═════ Given records ═════

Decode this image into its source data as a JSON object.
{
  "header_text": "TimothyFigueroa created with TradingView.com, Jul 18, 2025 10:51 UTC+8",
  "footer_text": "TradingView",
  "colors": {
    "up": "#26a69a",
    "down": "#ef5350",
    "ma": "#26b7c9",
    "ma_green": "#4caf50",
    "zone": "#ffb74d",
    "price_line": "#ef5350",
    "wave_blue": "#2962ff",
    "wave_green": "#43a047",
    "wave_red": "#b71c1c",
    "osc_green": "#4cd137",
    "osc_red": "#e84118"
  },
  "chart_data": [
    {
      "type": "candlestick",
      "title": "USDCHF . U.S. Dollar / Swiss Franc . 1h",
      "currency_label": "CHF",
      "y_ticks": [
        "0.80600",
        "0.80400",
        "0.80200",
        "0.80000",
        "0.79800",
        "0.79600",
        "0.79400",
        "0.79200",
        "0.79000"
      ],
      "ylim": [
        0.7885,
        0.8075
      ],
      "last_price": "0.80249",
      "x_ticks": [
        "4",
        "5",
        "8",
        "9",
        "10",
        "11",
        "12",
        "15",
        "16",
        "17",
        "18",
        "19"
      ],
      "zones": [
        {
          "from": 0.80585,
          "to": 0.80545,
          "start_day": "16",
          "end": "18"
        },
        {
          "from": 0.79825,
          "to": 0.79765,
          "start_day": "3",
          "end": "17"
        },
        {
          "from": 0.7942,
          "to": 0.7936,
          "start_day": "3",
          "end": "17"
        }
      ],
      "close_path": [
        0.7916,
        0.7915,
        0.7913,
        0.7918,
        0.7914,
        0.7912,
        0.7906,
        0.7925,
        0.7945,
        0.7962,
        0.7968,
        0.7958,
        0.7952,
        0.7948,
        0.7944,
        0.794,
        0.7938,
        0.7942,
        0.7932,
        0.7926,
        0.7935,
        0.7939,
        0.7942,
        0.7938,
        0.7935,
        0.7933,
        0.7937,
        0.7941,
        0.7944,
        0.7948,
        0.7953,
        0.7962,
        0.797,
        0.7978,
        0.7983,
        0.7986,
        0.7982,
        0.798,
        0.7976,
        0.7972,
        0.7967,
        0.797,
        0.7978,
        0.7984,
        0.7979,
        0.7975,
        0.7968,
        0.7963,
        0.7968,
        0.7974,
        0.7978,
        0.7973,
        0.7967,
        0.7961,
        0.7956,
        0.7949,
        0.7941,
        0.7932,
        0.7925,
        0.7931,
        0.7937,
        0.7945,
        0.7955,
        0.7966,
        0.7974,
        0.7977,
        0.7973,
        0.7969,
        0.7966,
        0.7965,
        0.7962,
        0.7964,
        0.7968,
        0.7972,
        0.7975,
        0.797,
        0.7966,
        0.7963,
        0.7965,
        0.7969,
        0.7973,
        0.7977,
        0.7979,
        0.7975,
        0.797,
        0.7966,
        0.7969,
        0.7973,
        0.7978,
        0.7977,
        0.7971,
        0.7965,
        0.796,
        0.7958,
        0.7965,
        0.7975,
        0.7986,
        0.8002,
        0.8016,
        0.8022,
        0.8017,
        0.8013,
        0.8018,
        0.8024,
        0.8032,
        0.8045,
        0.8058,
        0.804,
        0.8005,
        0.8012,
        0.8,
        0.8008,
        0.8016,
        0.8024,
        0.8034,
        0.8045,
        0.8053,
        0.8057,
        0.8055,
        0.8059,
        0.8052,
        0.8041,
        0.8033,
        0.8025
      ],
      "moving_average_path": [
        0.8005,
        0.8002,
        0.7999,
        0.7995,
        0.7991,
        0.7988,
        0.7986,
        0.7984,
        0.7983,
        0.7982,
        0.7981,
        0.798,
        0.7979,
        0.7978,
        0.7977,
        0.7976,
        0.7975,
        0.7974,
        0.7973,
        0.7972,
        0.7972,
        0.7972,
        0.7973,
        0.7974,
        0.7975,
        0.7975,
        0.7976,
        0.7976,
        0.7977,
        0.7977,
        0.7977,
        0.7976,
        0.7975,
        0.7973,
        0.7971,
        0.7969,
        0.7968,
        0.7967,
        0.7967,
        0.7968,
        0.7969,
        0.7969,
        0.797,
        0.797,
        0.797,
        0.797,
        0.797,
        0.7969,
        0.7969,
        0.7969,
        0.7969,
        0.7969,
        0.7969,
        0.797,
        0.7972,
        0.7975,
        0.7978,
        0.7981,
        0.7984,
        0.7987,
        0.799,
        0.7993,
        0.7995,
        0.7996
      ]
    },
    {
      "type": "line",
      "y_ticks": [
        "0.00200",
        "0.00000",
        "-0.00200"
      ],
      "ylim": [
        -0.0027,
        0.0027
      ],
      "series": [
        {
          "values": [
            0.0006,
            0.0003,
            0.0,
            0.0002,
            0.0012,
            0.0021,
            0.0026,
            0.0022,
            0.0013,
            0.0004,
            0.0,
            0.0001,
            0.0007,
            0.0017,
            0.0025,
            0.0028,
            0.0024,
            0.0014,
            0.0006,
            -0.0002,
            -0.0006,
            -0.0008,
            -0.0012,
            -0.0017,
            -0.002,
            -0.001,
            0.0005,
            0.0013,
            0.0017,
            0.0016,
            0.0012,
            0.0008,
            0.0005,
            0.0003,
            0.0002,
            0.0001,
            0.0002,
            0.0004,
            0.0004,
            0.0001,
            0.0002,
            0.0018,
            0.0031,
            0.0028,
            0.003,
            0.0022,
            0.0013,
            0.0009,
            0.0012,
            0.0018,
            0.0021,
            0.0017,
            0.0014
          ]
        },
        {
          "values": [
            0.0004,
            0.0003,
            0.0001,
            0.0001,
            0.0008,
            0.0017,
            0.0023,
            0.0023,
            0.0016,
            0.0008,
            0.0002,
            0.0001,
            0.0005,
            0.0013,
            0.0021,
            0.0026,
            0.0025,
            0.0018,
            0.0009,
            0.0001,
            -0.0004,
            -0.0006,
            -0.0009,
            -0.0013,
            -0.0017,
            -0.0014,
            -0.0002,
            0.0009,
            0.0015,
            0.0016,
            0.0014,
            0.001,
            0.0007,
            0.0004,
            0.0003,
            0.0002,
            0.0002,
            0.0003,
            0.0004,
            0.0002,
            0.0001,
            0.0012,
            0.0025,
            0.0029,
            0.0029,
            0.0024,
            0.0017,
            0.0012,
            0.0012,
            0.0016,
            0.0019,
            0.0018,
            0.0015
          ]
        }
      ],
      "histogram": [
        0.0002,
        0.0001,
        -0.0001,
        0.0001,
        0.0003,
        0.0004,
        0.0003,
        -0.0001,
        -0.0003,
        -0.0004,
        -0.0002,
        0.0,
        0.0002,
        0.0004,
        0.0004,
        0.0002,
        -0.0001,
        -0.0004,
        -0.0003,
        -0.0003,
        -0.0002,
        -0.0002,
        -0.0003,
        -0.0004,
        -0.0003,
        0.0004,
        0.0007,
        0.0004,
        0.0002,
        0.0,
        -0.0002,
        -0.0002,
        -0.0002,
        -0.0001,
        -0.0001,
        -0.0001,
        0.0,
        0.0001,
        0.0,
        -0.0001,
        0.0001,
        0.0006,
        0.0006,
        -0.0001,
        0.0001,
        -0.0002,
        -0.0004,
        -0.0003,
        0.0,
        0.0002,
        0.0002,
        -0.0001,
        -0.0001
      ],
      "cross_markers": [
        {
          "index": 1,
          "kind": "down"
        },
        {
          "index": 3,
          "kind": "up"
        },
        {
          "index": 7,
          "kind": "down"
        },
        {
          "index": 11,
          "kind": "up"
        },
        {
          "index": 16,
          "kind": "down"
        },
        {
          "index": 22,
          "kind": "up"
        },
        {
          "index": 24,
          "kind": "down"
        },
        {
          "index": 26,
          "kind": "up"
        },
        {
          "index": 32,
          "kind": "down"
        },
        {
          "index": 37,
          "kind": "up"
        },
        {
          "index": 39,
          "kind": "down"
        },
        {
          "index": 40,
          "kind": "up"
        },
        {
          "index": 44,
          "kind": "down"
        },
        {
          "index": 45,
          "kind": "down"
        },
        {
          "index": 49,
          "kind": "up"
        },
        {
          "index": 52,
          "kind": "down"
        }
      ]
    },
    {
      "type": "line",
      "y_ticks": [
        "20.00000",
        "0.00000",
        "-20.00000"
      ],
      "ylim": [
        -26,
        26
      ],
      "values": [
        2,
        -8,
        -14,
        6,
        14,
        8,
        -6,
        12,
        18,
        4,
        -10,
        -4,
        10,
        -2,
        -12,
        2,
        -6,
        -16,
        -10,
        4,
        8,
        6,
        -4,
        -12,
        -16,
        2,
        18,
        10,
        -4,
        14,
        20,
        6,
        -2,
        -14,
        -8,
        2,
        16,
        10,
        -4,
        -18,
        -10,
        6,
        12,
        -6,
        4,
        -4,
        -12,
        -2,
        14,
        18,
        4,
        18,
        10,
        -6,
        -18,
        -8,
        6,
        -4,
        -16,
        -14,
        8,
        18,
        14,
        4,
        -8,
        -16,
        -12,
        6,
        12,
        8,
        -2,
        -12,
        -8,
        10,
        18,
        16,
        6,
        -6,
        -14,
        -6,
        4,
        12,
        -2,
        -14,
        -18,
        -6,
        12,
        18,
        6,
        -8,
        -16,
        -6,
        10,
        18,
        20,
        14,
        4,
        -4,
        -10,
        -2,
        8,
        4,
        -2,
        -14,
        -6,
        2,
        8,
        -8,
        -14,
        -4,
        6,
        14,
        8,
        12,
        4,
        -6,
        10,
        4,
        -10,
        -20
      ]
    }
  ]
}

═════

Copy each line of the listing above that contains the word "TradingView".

  "header_text": "TimothyFigueroa created with TradingView.com, Jul 18, 2025 10:51 UTC+8",
  "footer_text": "TradingView",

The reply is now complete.